Protecting Your Family While in Public Places

"We have an industry that for 40 years sold a product that was deadly, and said it wasn't, and sold a product that was addictive, and said it wasn't. And now they want to be granted immunity. I think that's wrong."

C. Everett Koop, M.D.
Former U.S. Surgeon General
Citizens for Clean Air and Clean Lungs

It is important to remember that smokers have either come to the false conclusion that smoking isn't that bad for them (or other people) or they are unable to control their addiction to nicotine. Either way, they generally do not understand the discomfort, irritation and health problems that their tobacco addiction brings to others.

While many nonsmokers become impatient and angry with smokers, we must realize that most smokers are victims. The tobacco companies, together forming a billion dollar indsutry, hires top market researchers, scientists and other professionals to influence the buying habits of potential consumers. Further, they pick on the weakest members of our society. Remember that that most smokers began smoking around 13-14 years of age. Many of these naive individuals have lower self-esteem, suffer social problems or come from less-stable home environments.

Therefore, be firm but understanding with smokers. Due to their addiction, they have lost track of reality. They wheeze, cough and spit up phlem as they are slowly killing themselves. Shortly after finishing their last cigarette their body begins demanding another. They no longer taste food as they used to; they cannot run or be athletic as they once could; and in general, they are a slave to this nasty habit.

How Smoking Affects You
Second-hand smoke contains more than 4,000 substances. Many of these are dangerous poisons and can cause cancer. Anyone exposed to second-hand smoke inhales these substances. Lung disease, including lung cancer, is the third leading cause of death in the United States.

If you have asthma, second-hand smoke can make your breathing problmes worse.

Young children are especially sensitive to second-hand smoke. A baby who is exposed to second-hand smoke is more likely to have lung disease serious enough to need treatment in a hospital dunging the first two years of life.

Children who are exposed to second-hand smoke are more likely to cough and wheeze and to have middle ear problems.

What You Can Do
Patronize restaurants and other businesses that are smoke-free. Let them know that a smoke-free environment is an important reason that you give them your business.

Do not shop, eat or patronize those establishments that do not support a smoke-free environment. Send a written letter to the business telling them why you do not frequent their business.

Make sure that your family's facilities, such as the day care, preschool, school and after school programs are smoke-free as well.

Don't be shy about informing smokers that their smoking bother you. Remember to be firm, but friendly.

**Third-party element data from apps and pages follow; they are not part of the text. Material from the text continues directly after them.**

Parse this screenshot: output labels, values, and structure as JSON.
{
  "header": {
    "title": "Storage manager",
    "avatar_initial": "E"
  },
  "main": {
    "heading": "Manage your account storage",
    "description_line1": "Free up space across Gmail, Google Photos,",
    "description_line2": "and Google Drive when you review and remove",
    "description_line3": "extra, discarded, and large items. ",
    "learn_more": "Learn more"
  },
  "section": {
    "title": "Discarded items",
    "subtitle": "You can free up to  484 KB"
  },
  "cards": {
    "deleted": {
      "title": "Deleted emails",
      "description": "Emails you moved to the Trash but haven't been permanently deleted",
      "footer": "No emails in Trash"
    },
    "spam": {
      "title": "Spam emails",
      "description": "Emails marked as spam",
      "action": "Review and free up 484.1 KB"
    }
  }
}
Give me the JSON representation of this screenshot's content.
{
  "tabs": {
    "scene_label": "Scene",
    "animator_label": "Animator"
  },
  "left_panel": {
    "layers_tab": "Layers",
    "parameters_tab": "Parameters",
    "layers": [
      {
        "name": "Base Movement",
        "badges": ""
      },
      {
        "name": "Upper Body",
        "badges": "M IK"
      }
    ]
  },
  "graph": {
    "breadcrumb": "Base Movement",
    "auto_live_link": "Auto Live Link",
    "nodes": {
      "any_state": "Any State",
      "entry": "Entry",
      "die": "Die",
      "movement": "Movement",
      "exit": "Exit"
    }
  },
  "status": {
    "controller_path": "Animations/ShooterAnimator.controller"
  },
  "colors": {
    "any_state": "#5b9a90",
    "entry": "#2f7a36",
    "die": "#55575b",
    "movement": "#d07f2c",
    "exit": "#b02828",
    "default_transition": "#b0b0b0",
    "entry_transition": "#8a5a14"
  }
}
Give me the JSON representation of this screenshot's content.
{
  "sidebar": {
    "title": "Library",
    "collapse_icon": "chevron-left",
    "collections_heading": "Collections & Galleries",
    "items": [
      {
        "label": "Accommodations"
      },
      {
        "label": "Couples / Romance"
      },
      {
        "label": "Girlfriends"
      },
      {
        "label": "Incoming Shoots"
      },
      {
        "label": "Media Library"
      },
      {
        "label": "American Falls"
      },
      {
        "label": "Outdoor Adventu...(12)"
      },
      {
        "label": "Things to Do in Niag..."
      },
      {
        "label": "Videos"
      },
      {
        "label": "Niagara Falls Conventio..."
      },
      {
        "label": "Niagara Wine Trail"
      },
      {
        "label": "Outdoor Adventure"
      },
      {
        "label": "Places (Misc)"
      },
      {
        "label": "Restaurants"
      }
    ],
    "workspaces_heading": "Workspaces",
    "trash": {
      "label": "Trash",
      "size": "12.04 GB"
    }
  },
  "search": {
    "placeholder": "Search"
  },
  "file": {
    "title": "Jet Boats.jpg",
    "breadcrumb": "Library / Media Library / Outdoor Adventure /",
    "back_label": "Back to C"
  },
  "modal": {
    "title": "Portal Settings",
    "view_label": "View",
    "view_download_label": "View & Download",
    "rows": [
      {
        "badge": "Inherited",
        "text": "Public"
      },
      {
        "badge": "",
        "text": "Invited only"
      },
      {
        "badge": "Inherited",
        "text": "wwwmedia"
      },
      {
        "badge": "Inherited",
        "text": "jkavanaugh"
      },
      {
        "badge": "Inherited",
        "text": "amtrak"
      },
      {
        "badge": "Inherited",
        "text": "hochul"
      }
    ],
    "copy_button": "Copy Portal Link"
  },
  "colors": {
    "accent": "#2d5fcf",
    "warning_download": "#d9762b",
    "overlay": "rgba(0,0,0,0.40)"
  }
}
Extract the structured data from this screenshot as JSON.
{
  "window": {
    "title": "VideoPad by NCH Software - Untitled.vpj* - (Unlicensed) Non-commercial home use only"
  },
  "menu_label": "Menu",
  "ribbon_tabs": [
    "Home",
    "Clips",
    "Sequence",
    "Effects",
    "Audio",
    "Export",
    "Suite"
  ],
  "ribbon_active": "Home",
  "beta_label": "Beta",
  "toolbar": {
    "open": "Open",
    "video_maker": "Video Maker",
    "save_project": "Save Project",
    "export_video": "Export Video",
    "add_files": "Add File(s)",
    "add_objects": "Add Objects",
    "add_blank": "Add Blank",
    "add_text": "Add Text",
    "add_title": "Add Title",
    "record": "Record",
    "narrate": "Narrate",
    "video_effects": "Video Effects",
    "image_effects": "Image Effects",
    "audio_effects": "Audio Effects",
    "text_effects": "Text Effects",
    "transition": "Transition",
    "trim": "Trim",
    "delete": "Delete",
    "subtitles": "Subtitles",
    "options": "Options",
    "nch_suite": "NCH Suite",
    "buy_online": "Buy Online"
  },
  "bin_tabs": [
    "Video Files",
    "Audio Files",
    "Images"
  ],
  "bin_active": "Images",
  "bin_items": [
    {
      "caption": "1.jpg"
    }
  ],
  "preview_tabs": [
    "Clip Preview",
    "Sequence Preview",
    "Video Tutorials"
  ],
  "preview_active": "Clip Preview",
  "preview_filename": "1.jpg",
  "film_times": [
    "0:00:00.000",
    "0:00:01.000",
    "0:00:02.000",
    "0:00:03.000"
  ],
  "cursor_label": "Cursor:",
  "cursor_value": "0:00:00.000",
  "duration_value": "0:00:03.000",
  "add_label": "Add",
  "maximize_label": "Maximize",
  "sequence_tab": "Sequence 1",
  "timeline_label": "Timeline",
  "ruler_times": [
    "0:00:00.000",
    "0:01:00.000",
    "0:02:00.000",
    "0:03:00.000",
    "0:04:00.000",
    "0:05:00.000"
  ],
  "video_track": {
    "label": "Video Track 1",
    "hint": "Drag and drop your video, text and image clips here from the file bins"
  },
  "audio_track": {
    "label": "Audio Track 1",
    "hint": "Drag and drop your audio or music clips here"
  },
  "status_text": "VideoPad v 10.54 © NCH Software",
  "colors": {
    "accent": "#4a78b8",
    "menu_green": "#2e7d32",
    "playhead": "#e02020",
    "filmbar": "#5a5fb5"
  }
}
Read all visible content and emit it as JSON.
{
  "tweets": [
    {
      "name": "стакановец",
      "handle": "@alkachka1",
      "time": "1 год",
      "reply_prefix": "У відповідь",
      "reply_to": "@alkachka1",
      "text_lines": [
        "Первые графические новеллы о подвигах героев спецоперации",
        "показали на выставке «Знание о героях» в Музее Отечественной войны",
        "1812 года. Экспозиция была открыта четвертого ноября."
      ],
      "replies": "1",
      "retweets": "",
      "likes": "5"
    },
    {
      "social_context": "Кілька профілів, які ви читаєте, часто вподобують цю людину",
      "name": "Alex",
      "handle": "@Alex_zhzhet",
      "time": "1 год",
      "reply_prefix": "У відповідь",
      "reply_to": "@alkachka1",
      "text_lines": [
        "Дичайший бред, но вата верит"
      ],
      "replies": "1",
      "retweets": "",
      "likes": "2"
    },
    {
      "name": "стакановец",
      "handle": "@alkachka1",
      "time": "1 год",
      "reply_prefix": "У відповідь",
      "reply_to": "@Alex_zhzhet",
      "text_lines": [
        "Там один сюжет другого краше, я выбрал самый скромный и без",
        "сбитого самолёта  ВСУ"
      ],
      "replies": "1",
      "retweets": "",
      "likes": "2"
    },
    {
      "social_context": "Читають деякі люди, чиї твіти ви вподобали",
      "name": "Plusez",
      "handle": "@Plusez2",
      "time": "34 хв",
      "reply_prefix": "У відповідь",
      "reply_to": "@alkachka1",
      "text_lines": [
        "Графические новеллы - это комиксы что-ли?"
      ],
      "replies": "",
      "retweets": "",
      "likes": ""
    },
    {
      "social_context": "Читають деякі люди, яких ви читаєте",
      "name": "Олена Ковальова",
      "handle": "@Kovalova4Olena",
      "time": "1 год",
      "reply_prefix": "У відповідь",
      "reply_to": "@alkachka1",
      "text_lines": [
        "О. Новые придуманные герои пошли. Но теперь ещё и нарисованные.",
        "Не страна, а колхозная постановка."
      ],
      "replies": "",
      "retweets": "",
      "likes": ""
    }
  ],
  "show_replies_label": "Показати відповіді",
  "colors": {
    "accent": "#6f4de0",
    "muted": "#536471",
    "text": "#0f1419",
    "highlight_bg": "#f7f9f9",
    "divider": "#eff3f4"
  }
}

Work to create stronger nonsmoking laws. Write letters to your local newspaper and to local public officials. Remember that you are part of a large majority of nonsmokers. While smoking still presents a huge health epidemic, less than 30% of Americans, on average, are still tobacco addicts.


InfoImagination © 2000 -- All Rights Reserved